# [WHAT IS EXPECTED]
What you return must be every line below that includes the word "label".

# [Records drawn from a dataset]
[Start of section]
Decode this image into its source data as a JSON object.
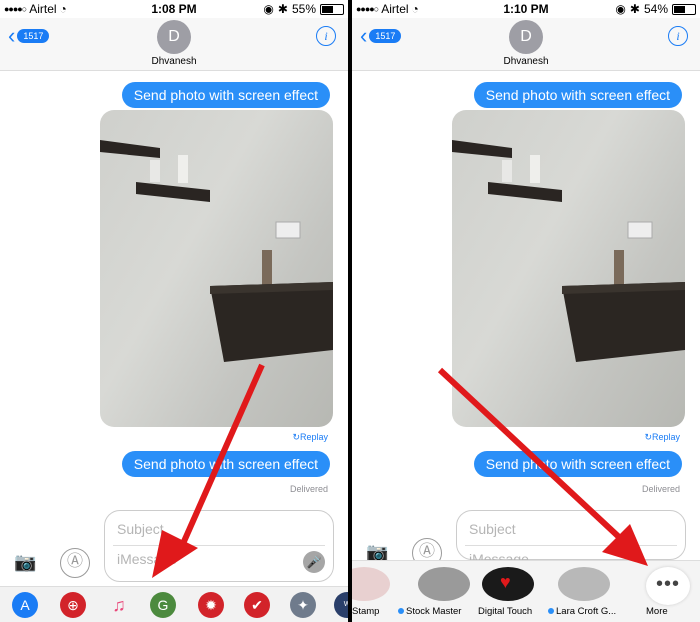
{
  "left": {
    "status": {
      "carrier": "Airtel",
      "time": "1:08 PM",
      "battery": "55%",
      "battery_level": 0.55
    },
    "nav": {
      "back_badge": "1517",
      "avatar_initial": "D",
      "contact_name": "Dhvanesh"
    },
    "messages": {
      "top_bubble": "Send photo with screen effect",
      "replay": "Replay",
      "bottom_bubble": "Send photo with screen effect",
      "status": "Delivered"
    },
    "input": {
      "subject_placeholder": "Subject",
      "message_placeholder": "iMessage"
    },
    "drawer_icons": [
      "app-store-icon",
      "browser-icon",
      "music-icon",
      "google-maps-icon",
      "settings-app-icon",
      "checkmark-app-icon",
      "sticker-app-icon",
      "the-web-app-icon"
    ]
  },
  "right": {
    "status": {
      "carrier": "Airtel",
      "time": "1:10 PM",
      "battery": "54%",
      "battery_level": 0.54
    },
    "nav": {
      "back_badge": "1517",
      "avatar_initial": "D",
      "contact_name": "Dhvanesh"
    },
    "messages": {
      "top_bubble": "Send photo with screen effect",
      "replay": "Replay",
      "bottom_bubble": "Send photo with screen effect",
      "status": "Delivered"
    },
    "input": {
      "subject_placeholder": "Subject",
      "message_placeholder": "iMessage"
    },
    "drawer_apps": [
      {
        "label": "Stamp",
        "dot": false
      },
      {
        "label": "Stock Master",
        "dot": true
      },
      {
        "label": "Digital Touch",
        "dot": false
      },
      {
        "label": "Lara Croft G...",
        "dot": true
      },
      {
        "label": "More",
        "dot": false
      }
    ]
  },
  "colors": {
    "bubble": "#2a8ff8",
    "link": "#1a7cf5",
    "arrow": "#e0191b"
  }
}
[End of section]
# [RESPONSE BELOW]
        "label": "Stamp",
        "label": "Stock Master",
        "label": "Digital Touch",
        "label": "Lara Croft G...",
        "label": "More",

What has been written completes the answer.